Majka, Dan 11/21/2011

About five years ago, I stumbled across a book on software development called Getting Real, written by the company 37signals. 37signals are known for the extreme customer-centered focus of their products. They create easy-to-use software that people love. As I was flipping through their book, I came across a chapter about designing user interfaces which stated that you should always design the interface first, before you started programming. They stated, “The interface is your product. What people see is what you're selling.”

This concept was a game changer for me. I began to wonder what could happen if we at the Conservancy put more consideration into the interfaces we create — things such as tools, reports, websites, graphs and presentations. It seemed every scientist I knew would spend 99% of their time collecting and analyzing data, and then quickly throw together their report or presentation at the last minute. And what was the result?

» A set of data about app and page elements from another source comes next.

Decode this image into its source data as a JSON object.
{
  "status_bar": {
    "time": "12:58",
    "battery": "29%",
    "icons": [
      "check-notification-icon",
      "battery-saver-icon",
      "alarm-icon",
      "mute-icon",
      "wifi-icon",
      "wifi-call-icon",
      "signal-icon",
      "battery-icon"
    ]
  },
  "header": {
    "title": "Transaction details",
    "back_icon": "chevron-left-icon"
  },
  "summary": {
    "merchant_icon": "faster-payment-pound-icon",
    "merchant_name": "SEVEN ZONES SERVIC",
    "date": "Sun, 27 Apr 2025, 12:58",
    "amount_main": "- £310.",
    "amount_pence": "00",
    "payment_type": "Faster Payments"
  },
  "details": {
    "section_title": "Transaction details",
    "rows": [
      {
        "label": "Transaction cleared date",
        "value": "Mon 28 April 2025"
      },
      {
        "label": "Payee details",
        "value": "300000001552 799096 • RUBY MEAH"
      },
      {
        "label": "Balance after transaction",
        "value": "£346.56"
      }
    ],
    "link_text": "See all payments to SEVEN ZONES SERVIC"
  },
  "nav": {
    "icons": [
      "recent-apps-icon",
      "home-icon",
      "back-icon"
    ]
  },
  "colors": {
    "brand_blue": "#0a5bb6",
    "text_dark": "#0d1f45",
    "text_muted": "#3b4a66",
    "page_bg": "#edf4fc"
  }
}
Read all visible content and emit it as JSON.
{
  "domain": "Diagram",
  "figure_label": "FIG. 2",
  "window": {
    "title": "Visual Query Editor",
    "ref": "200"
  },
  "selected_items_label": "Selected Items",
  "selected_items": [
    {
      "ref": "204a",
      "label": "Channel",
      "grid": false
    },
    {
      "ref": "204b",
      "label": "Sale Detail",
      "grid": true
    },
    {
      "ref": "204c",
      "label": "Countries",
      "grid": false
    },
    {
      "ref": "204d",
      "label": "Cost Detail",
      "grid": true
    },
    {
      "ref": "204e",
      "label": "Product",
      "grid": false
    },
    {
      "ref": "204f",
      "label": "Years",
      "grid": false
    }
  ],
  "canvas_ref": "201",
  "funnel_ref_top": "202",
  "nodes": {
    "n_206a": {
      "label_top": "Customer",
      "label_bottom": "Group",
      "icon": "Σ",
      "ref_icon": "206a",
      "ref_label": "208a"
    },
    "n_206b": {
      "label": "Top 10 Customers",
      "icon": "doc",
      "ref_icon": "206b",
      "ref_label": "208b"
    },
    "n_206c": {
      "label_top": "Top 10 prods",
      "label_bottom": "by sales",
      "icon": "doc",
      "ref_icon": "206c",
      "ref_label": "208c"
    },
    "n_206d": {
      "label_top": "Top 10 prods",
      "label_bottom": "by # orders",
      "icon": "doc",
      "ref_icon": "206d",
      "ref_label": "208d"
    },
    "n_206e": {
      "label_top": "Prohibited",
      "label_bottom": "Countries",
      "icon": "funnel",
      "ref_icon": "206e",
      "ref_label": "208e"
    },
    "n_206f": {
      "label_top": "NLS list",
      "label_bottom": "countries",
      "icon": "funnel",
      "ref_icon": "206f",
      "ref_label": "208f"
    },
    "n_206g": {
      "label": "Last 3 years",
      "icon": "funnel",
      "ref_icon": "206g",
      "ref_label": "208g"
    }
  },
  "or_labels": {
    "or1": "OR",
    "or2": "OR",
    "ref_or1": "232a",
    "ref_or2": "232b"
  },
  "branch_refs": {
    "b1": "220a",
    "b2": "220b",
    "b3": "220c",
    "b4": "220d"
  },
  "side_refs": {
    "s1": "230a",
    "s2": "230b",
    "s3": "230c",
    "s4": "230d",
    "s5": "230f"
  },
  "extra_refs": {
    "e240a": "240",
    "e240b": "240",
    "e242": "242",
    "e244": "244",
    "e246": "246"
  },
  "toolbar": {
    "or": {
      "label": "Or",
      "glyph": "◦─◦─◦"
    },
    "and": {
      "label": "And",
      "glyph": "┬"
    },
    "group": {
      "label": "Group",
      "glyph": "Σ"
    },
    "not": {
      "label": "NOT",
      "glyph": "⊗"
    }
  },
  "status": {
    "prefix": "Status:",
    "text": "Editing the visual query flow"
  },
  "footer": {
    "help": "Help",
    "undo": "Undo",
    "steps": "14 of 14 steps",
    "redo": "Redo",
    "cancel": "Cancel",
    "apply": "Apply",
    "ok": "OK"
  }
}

A whole lot of barely usable tools, boring presentations, and impenetrable websites and reports.

If you attended the session at the TNC All-Science conference by Bob Lalasz and Evan Girvetz on science communication, you know that difficulties can arise when science, policy and marketing get in the ring together. The great thing about design is that it's a non-controversial way to greatly improve the effectiveness of your science. Nobody is ever going to argue that your graph should be more cluttered or your report more difficult to read.

Can design really make that much of an impact? Take a look around. Design can — and often does — make the difference between a raging success and a miserable failure. The recent redesign of the nature.org homepage resulted in a 229% increase in email signups. A small fly etched into Amsterdam airport urinals resulted in 80% less spillage. How often have you heard others rave about their iPhone or iPad? Can you say the same for PeopleSoft?

Ultimately, everything around us is designed, and we have the choice to design products that work for our audience or against them. Tara Schnaible and I gave out the following as a pamphlet with our presentation at the All-Science conference, and hope it will be a useful starting point for thinking about how to design more effective products for your audience.

Design For Scientists: Simple tips to improve science communication.